At last Thursday’s Ignite Boston, which I wrote up in a previous blog, provided an unexpected mirror in which two opposing views shined on each other, each view provided by one of the two keynotes by John Viega and Jonathan Zdziarski.
Both Viega and Zdziarski.are security experts and authors of books by O’Reilly and other publishers. Viega used the bully pulpit for an entreaty against the “full disclosure” philosophy, a fundamental article in the open source catechism. Zdziarski, who had not consulted with Viega beforehand, endorsed full disclosure whole-heartedly and with a doggedly pragmatic intent. The context for Zdziarski’s approach is the Apple iPhone, which has security vulnerabilities that, in his experience, Apple doesn’t fix until they’re made embarrassingly public.
Today Zdziarski sent me a long and frightening article from the National Journal about the threat of cyberwar. Although the basic premises in the article have been circulating for years, many of the details were new to me. And despite the focus of the title on China, the article makes it clear that governments as well as individuals (the “cyber-militia”) are engaging in disruptive behavior around the world. In fact, the article cites worries about what may be happening in the NSA.
It seems to me that the National Journal article provides more fodder for Viega than Zdziarski. Veiga insisted that the black hats planning DDOS attacks and identity theft aren’t as smart as they are commonly made out to be. They couldn’t create as much havoc if they had to rely only on the vulnerabilities they found themselves. They are helped immeasurably, he said, by the revelations of vulnerabilities in major software products by people with no malicious intent. The worldwide database of known vulnerabilities is swelled by individuals trying to show off their technical chops, and by companies in the security business trying to demonstrate the indispensibility of their products.

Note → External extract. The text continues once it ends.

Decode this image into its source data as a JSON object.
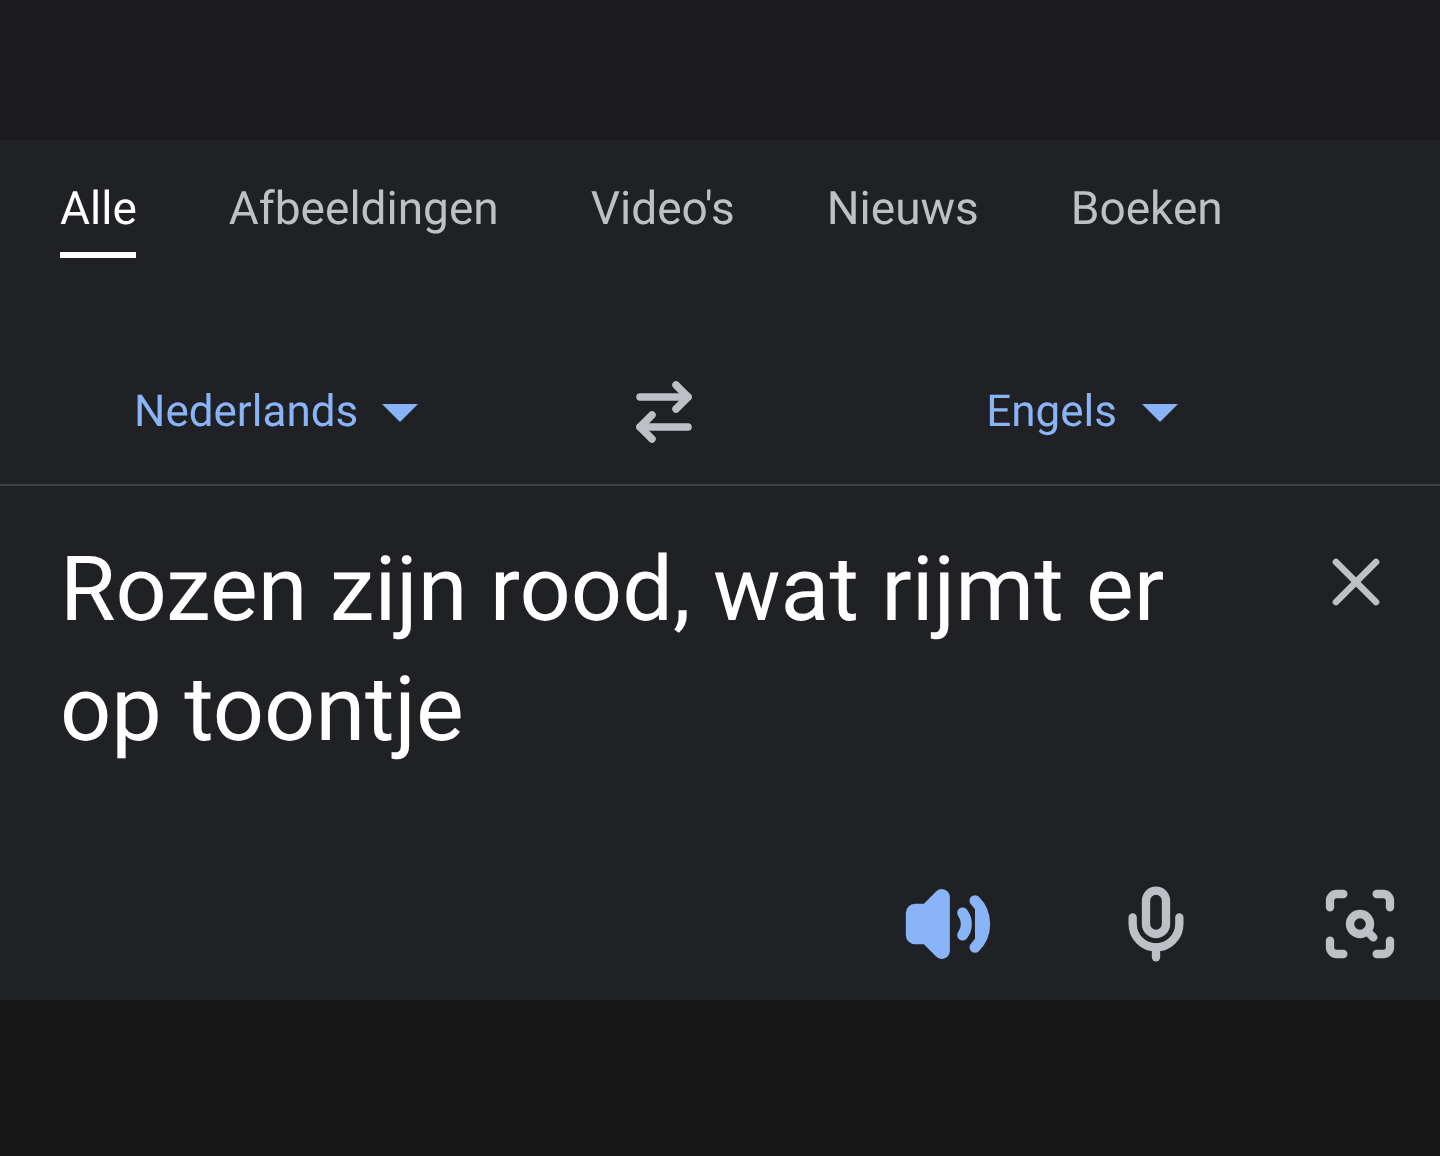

So long as software vendors are slow to fix bugs, full disclosure has to be an option, a kind of last resort, and I think Viega allowed for this. Open source projects have to promote a sense of responsibility among contributors to be discreet in reporting bugs with security implications. Perhaps it doesn’t matter much anyway–because most people keep using unpatched versions of software long after fixes come out.